A 65-year-old Asian American woman was knocked to the ground Monday and repeatedly kicked outside a luxury New York City apartment building as staff members appeared to watch without coming to her aid, according to surveillance video of the incident.
The New York Police Department's Hate Crimes Task Force is investigating the assault, and the staff members who witnessed it have been suspended, officials said.
The attack unfolded about 11:40 a.m. Monday in the 300 block of West 43rd Street, which is in the Hell's Kitchen neighborhood of Manhattan, police said.
Police released video that captured a man kicking the victim in her stomach, causing her to fall to the ground. The man then stomped the woman's head multiple times while making anti-Asian statements, police said.
Video appeared to show that as the assault continued, at least three people in the lobby of the apartment stood by and watched. One of them closed the door as the assailant walked away and left the woman on the ground, the video showed.
"The victim sustained a serious physical injury and was removed by EMS to NYU Langone Hospital," police said in a statement. She was discharged Tuesday.
Police released photos of the man, who remains at large. Police hope someone can help them identify him.
Help identify the below individual wanted in connection to an assault. On Monday, March 29th at 11:40 AM, at 360 West 43rd St, a female, 65, was approached by an unidentified male who punched and kicked her about the body and made anti-Asian statements. Info?☎️1-800-577-TIPS. pic.twitter.com/LkwfYhMCLr
— NYPD Hate Crimes (@NYPDHateCrimes) March 29, 2021
Early Tuesday, the Brodsky Organization, the company that manages the luxury apartments, said in a statement posted on Instagram that it "condemns all forms of violence, racism, xenophobia, and violence against the Asian American community."

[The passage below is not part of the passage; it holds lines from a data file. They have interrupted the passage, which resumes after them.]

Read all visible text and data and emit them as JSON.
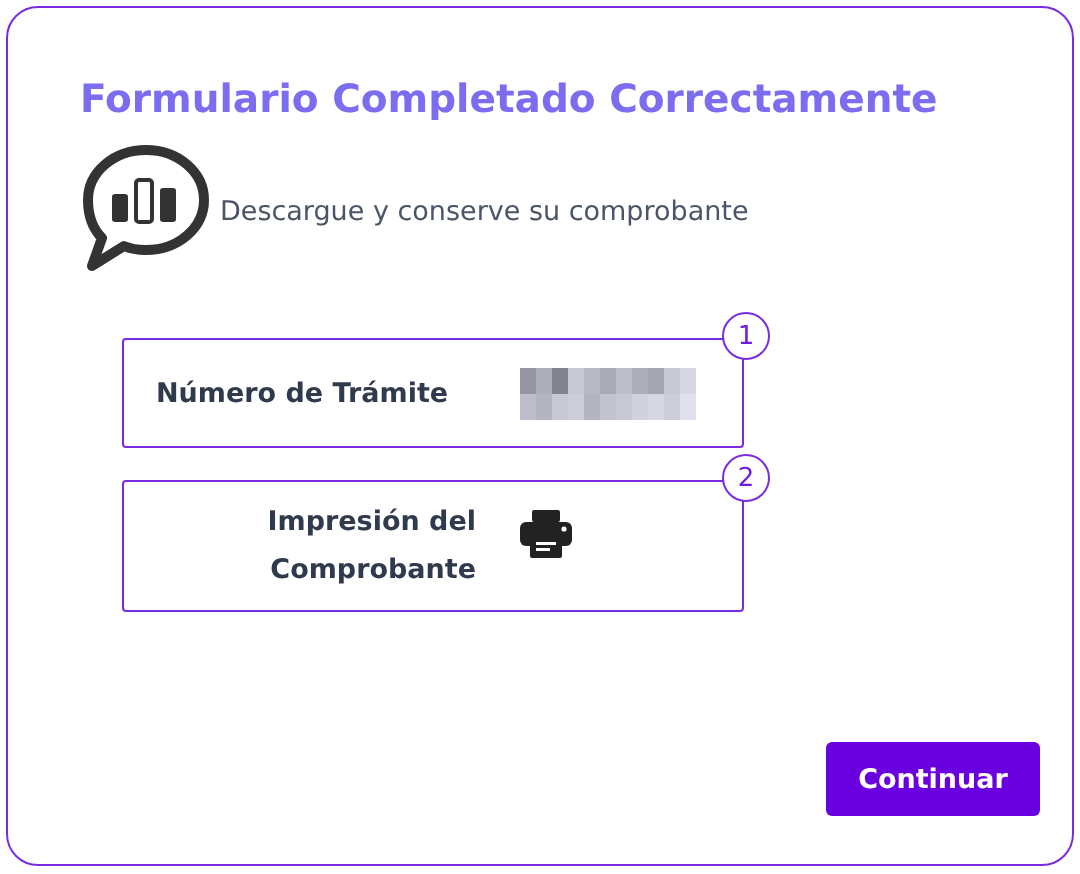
{
  "title": "Formulario Completado Correctamente",
  "subtitle": "Descargue y conserve su comprobante",
  "steps": [
    {
      "number": "1",
      "kind": "tramite",
      "label": "Número de Trámite"
    },
    {
      "number": "2",
      "kind": "print",
      "label": "Impresión del Comprobante"
    }
  ],
  "button": "Continuar"
}
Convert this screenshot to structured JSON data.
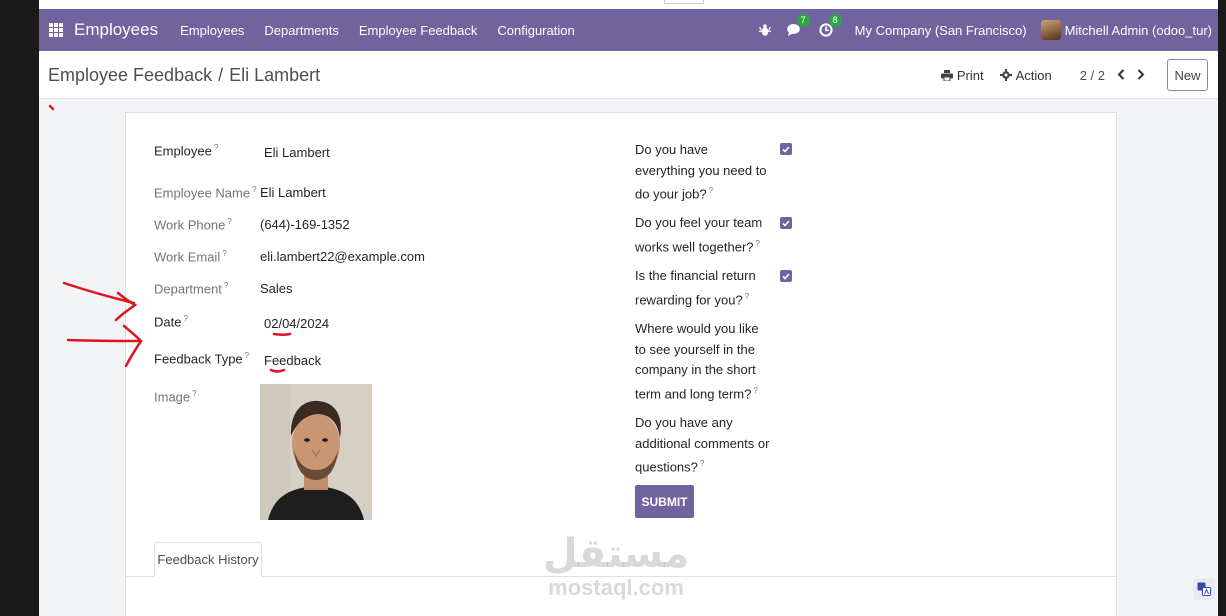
{
  "navbar": {
    "app_name": "Employees",
    "menu": [
      "Employees",
      "Departments",
      "Employee Feedback",
      "Configuration"
    ],
    "messages_count": "7",
    "activities_count": "8",
    "company": "My Company (San Francisco)",
    "user": "Mitchell Admin (odoo_tur)",
    "accent_color": "#71639e"
  },
  "control": {
    "breadcrumb_parent": "Employee Feedback",
    "breadcrumb_sep": "/",
    "breadcrumb_current": "Eli Lambert",
    "print_label": "Print",
    "action_label": "Action",
    "pager": "2 / 2",
    "new_label": "New"
  },
  "form": {
    "employee": {
      "label": "Employee",
      "value": "Eli Lambert"
    },
    "employee_name": {
      "label": "Employee Name",
      "value": "Eli Lambert"
    },
    "work_phone": {
      "label": "Work Phone",
      "value": "(644)-169-1352"
    },
    "work_email": {
      "label": "Work Email",
      "value": "eli.lambert22@example.com"
    },
    "department": {
      "label": "Department",
      "value": "Sales"
    },
    "date": {
      "label": "Date",
      "value": "02/04/2024"
    },
    "feedback_type": {
      "label": "Feedback Type",
      "value": "Feedback"
    },
    "image": {
      "label": "Image"
    },
    "help_mark": "?"
  },
  "questions": [
    {
      "text": "Do you have everything you need to do your job?",
      "checked": true
    },
    {
      "text": "Do you feel your team works well together?",
      "checked": true
    },
    {
      "text": "Is the financial return rewarding for you?",
      "checked": true
    },
    {
      "text": "Where would you like to see yourself in the company in the short term and long term?",
      "checked": false
    },
    {
      "text": "Do you have any additional comments or questions?",
      "checked": false
    }
  ],
  "submit_label": "SUBMIT",
  "tabs": [
    "Feedback History"
  ],
  "watermark": {
    "arabic": "مستقل",
    "latin": "mostaql.com"
  }
}
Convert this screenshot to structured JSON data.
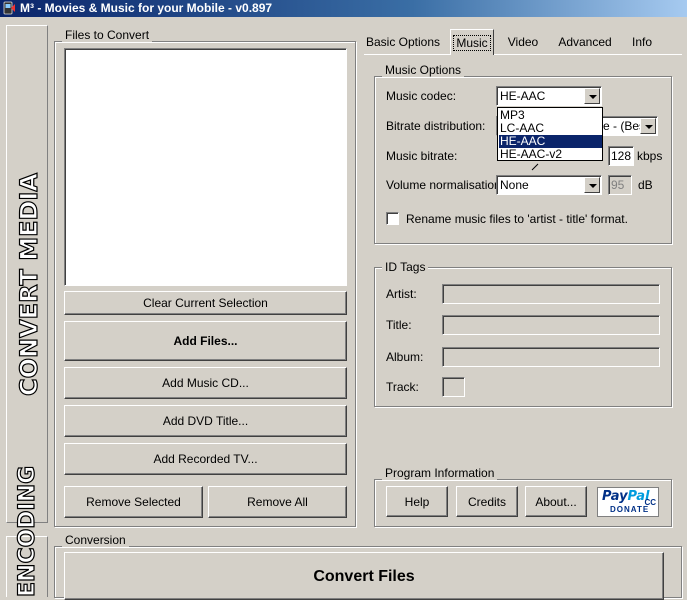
{
  "window": {
    "title": "M³ - Movies & Music for your Mobile - v0.897"
  },
  "sidebar": {
    "label": "CONVERT MEDIA",
    "second_label": "ENCODING"
  },
  "files_panel": {
    "label": "Files to Convert",
    "buttons": {
      "clear": "Clear Current Selection",
      "add_files": "Add Files...",
      "add_cd": "Add Music CD...",
      "add_dvd": "Add DVD Title...",
      "add_tv": "Add Recorded TV...",
      "remove_selected": "Remove Selected",
      "remove_all": "Remove All"
    }
  },
  "tabs": [
    "Basic Options",
    "Music",
    "Video",
    "Advanced",
    "Info"
  ],
  "active_tab": "Music",
  "music_options": {
    "label": "Music Options",
    "codec_label": "Music codec:",
    "codec_value": "HE-AAC",
    "codec_options": [
      "MP3",
      "LC-AAC",
      "HE-AAC",
      "HE-AAC-v2"
    ],
    "bitrate_dist_label": "Bitrate distribution:",
    "bitrate_dist_value": "e - (Best",
    "bitrate_label": "Music bitrate:",
    "bitrate_value": "128",
    "bitrate_unit": "kbps",
    "volume_label": "Volume normalisation:",
    "volume_value": "None",
    "volume_level": "95",
    "volume_unit": "dB",
    "rename_label": "Rename music files to 'artist - title' format.",
    "rename_checked": false
  },
  "id_tags": {
    "label": "ID Tags",
    "artist_label": "Artist:",
    "title_label": "Title:",
    "album_label": "Album:",
    "track_label": "Track:"
  },
  "program_info": {
    "label": "Program Information",
    "help": "Help",
    "credits": "Credits",
    "about": "About...",
    "paypal_a": "Pay",
    "paypal_b": "Pal",
    "donate": "DONATE",
    "cc": "CC"
  },
  "conversion": {
    "label": "Conversion",
    "convert_button": "Convert Files"
  }
}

The company said that "the staff who witnessed the attack have been suspended pending an investigation in conjunction with their union" and that it was working to identify a "third-party vendor present during the incident so that appropriate action can be taken."
Officials decried the attack, which City Council Speaker Corey Johnson described on Twitter as "absolutely vile."
"These attacks against Asian-American New Yorkers must end," he tweeted. "Hate has no place here and we must always call it out when we see it."
This is absolutely vile. These attacks against Asian-American New Yorkers must end. Hate has no place here and we must always call it out when we see it.
My office is reaching out to the precinct and will do anything we can to be of assistance. https://t.co/8cBOniIORC
— NYC Council Speaker Corey Johnson (@NYCSpeakerCoJo) March 30, 2021
City Comptroller Scott Stringer, a mayoral candidate, said the attack was "absolutely disgusting."
"Asian Americans belong in New York and are an integral part of our city," Stringer tweeted. "We have to continue to speak out, we have to continue to protect our AAPI neighbors, and we have to act immediately to #StopAsianHate."
This is absolutely disgusting. Asian Americans belong in New York and are an integral part of our city.
We have to continue to speak out, we have to continue to protect our AAPI neighbors, and we have to act immediately to #StopAsianHate. https://t.co/118VqLkq9b
— Scott Stringer (@scottmstringer) March 30, 2021
Rep. Grace Meng, D-N.Y., who has spearheaded legislation to combat hate crimes related to the Covid-19 pandemic, said the video embodied the lack of empathy toward Asian Americans.
"We've gone from being invisible to being seen as sub-human," Meng tweeted. "We just want to be seen as American like everyone else."
We’ve gone from being invisible to being seen as sub-human. We just want to be seen as American like everyone else. https://t.co/hcLovVbrOH
— Grace Meng (@Grace4NY) March 30, 2021
The incident, one of two violent attacks captured on camera in New York City recently, was the latest in a wave of crimes against Asian Americans across the country. An analysis of police department statistics this month revealed that 16 major cities across the U.S. experienced significant spikes in anti-Asian hate crimes last year.
The analysis, released by the Center for the Study of Hate and Extremism at California State University, San Bernardino, found that while hate crimes decreased overall by 7 percent last year, those targeting Asian people rose by nearly 150 percent.
New York accounted for the largest surge from three in 2019 to 28 in 2020, an 833 percent increase.